But there’s a broader issue about the failure of mainstream traditional media to hold to account the false claims of political figures and campaigners, and the influence of a handful of media tycoons on the news most people access. The issue has come to the fore in the Brexit debate – particularly around the claim by the ‘Leave’ campaign of 350 million pounds a week being available to the NHS if the referendum went its way – but is a longstanding one. The BBC has been subjected to increasing political pressure and interference.

Ownership in the UK is some of the most concentrated in the world, with three companies controlling 71 per cent of national newspaper circulation and five controlling 81 per cent of local media titles. Through websites, these outlets have far more impact than their circulation figures suggest.

What are the propositions of progressive players on the issue of fake news?

Greens are greatly concerned about the decline of local newspapers (already far weaker than in other parts of Europe) and broadcasters, crucial for democratic oversight and community-building. Many places no longer have any regular coverage of local councils and statutory bodies. The Green Party of England and Wales calls for a tax on internet advertising (dubbed a ‘Google tax’) to fund both the BBC, giving it greater independence, and local news sources, which are strong and vibrant in some places (e.g. the Dorset Eye and the Hackney Citizen).

There’s also been a focus on internet giants such as Facebook and Google, urging them to act more strongly on internet abuse and harassment, as well as transparency and action on fake news. And on them paying their taxes to meet the needs of the society from which they are profiting.

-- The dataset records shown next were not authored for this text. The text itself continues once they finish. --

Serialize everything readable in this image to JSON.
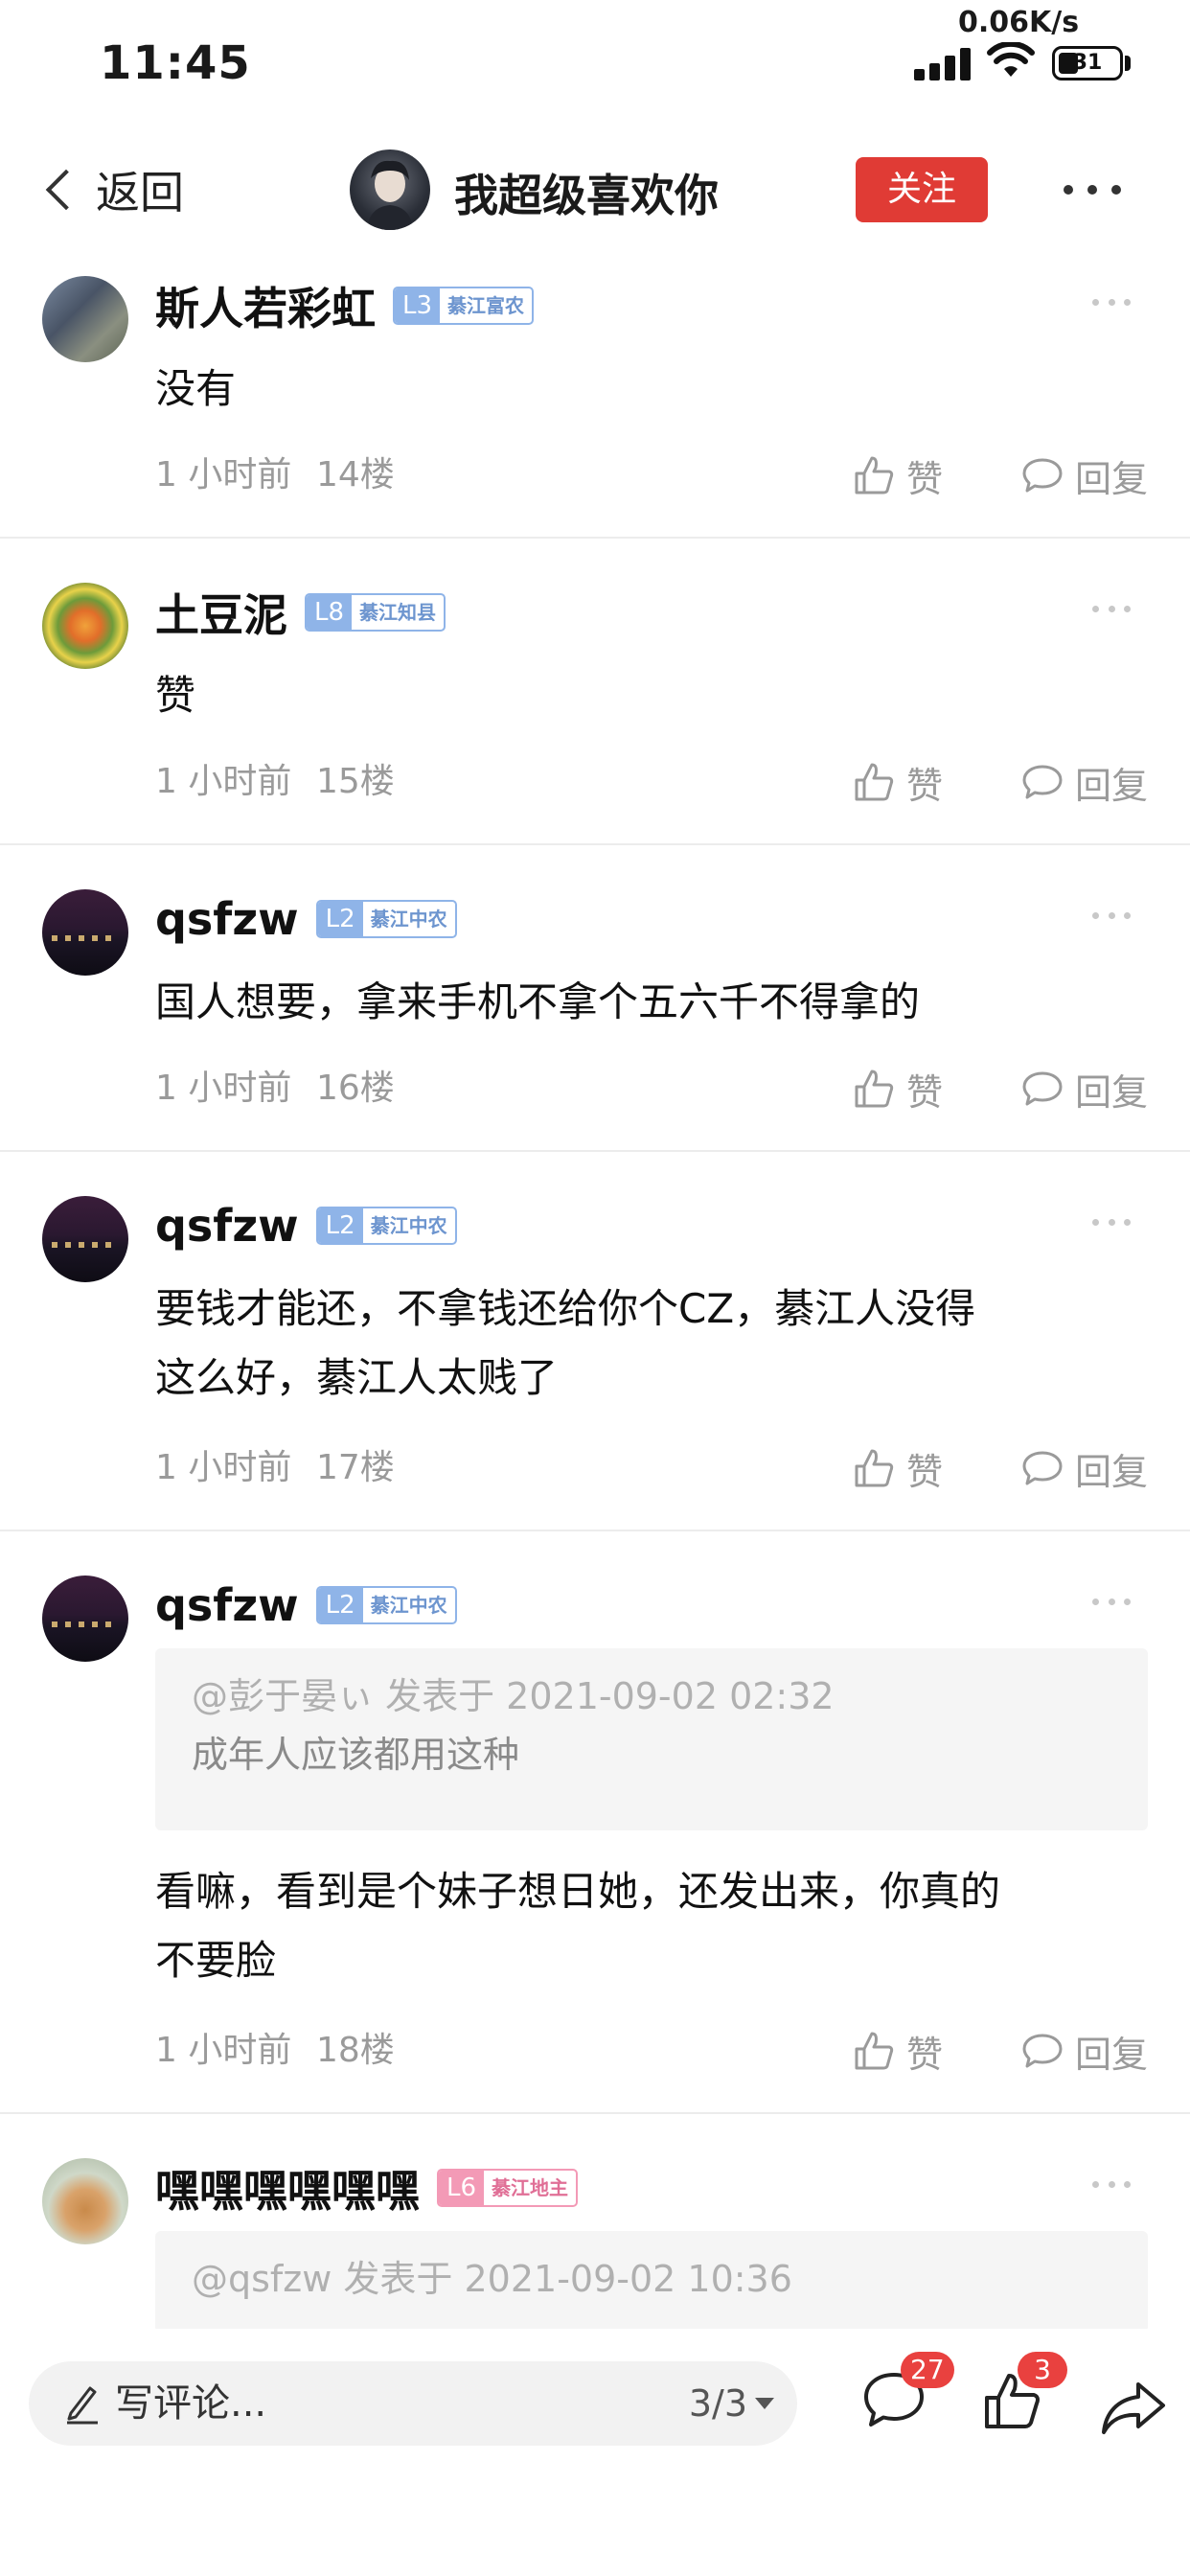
{
  "status_bar": {
    "time": "11:45",
    "net_speed": "0.06K/s",
    "battery": "31"
  },
  "nav": {
    "back_label": "返回",
    "title": "我超级喜欢你",
    "follow_label": "关注"
  },
  "comments": [
    {
      "username": "斯人若彩虹",
      "level": "L3",
      "title": "綦江富农",
      "content": "没有",
      "time": "1 小时前",
      "floor": "14楼",
      "like_label": "赞",
      "reply_label": "回复"
    },
    {
      "username": "土豆泥",
      "level": "L8",
      "title": "綦江知县",
      "content": "赞",
      "time": "1 小时前",
      "floor": "15楼",
      "like_label": "赞",
      "reply_label": "回复"
    },
    {
      "username": "qsfzw",
      "level": "L2",
      "title": "綦江中农",
      "content": "国人想要，拿来手机不拿个五六千不得拿的",
      "time": "1 小时前",
      "floor": "16楼",
      "like_label": "赞",
      "reply_label": "回复"
    },
    {
      "username": "qsfzw",
      "level": "L2",
      "title": "綦江中农",
      "content_line1": "要钱才能还，不拿钱还给你个CZ，綦江人没得",
      "content_line2": "这么好，綦江人太贱了",
      "time": "1 小时前",
      "floor": "17楼",
      "like_label": "赞",
      "reply_label": "回复"
    },
    {
      "username": "qsfzw",
      "level": "L2",
      "title": "綦江中农",
      "quote_head": "@彭于晏ぃ 发表于 2021-09-02 02:32",
      "quote_body": "成年人应该都用这种",
      "content_line1": "看嘛，看到是个妹子想日她，还发出来，你真的",
      "content_line2": "不要脸",
      "time": "1 小时前",
      "floor": "18楼",
      "like_label": "赞",
      "reply_label": "回复"
    },
    {
      "username": "嘿嘿嘿嘿嘿嘿",
      "level": "L6",
      "title": "綦江地主",
      "quote_head": "@qsfzw 发表于 2021-09-02 10:36"
    }
  ],
  "bottom_bar": {
    "placeholder": "写评论...",
    "page": "3/3",
    "comment_count": "27",
    "like_count": "3"
  },
  "icons": {
    "back": "chevron-left-icon",
    "more": "more-horizontal-icon",
    "like": "thumbs-up-icon",
    "reply": "speech-bubble-icon",
    "pen": "pen-icon",
    "share": "share-arrow-icon"
  },
  "colors": {
    "follow": "#e03b35",
    "badge_blue": "#8fb4e8",
    "badge_pink": "#f39ab6",
    "count_badge": "#e9413f"
  }
}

Increasing plurality of media ownership is a key issue. The Media Reform Coalition is the leading campaigner, calling for a maximum of 15 per cent audience reach, backed by Greens. Greens have also focused on increasing the independence of regulatory and oversight bodies, such as the BBC Trust and Ofcom.

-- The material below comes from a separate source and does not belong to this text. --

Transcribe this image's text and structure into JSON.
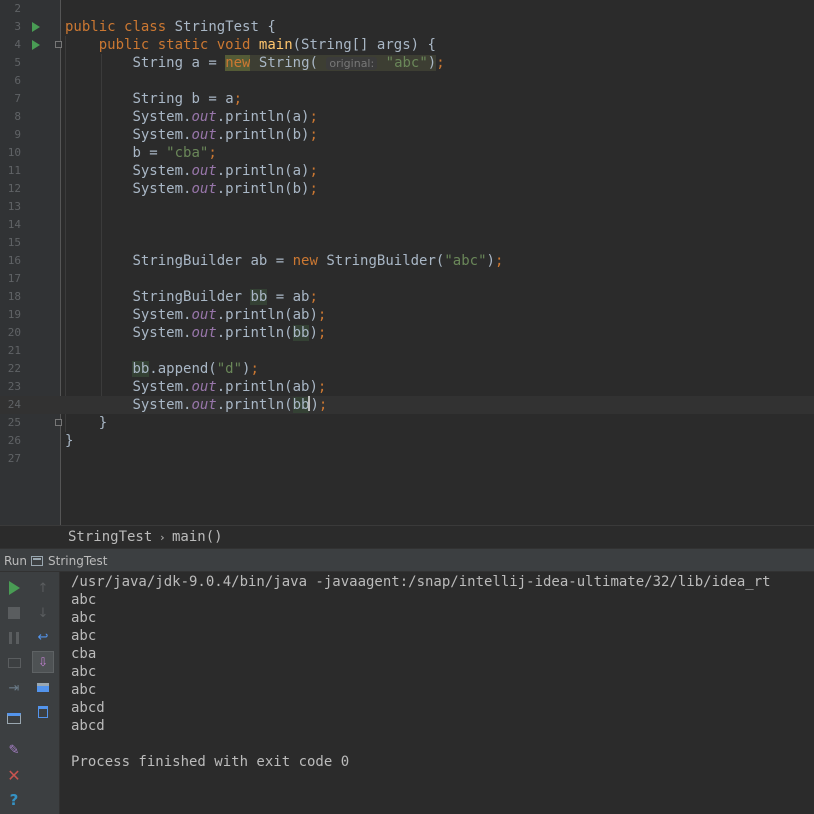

The Leveson inquiry, set up in 2011 following a scandal about illegal phone hacking, made brief reference to ownership, with plans for a second inquiry, but that has not happened. Greens have supported this second inquiry, and backed Leveson’s recommendations for independent regulation, which was not implemented. Instead a new self-regulation body, the Independent Press Standards Organisation, was set up but has had little impact on standards.

Green Observatory: Fake News